AIM OF THE TASK -
Return all the entries exactly. No pictures.

DATA FOR ANALYSIS -
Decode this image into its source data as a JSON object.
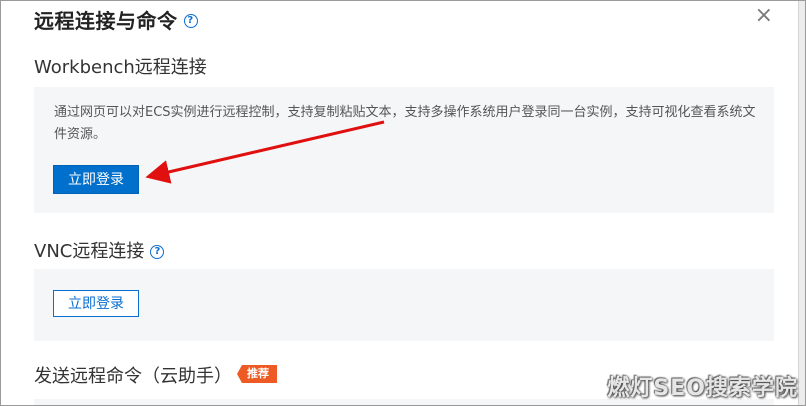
{
  "dialog": {
    "title": "远程连接与命令",
    "help_glyph": "?",
    "close_glyph": "×"
  },
  "workbench": {
    "title": "Workbench远程连接",
    "description": "通过网页可以对ECS实例进行远程控制，支持复制粘贴文本，支持多操作系统用户登录同一台实例，支持可视化查看系统文件资源。",
    "login_label": "立即登录"
  },
  "vnc": {
    "title": "VNC远程连接",
    "help_glyph": "?",
    "login_label": "立即登录"
  },
  "command": {
    "title": "发送远程命令（云助手）",
    "badge": "推荐"
  },
  "watermark": "燃灯SEO搜索学院",
  "colors": {
    "primary": "#0070cc",
    "link": "#0a6fd0",
    "badge": "#ee5a24",
    "arrow": "#e01010",
    "panel_bg": "#f5f6f7"
  }
}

TASK ANSWER -
Decode this image into its source data as a JSON object.
{
  "dialog": {
    "title": "远程连接与命令",
    "help_glyph": "?",
    "close_glyph": "×"
  },
  "workbench": {
    "title": "Workbench远程连接",
    "description": "通过网页可以对ECS实例进行远程控制，支持复制粘贴文本，支持多操作系统用户登录同一台实例，支持可视化查看系统文件资源。",
    "login_label": "立即登录"
  },
  "vnc": {
    "title": "VNC远程连接",
    "help_glyph": "?",
    "login_label": "立即登录"
  },
  "command": {
    "title": "发送远程命令（云助手）",
    "badge": "推荐"
  },
  "watermark": "燃灯SEO搜索学院",
  "colors": {
    "primary": "#0070cc",
    "link": "#0a6fd0",
    "badge": "#ee5a24",
    "arrow": "#e01010",
    "panel_bg": "#f5f6f7"
  }
}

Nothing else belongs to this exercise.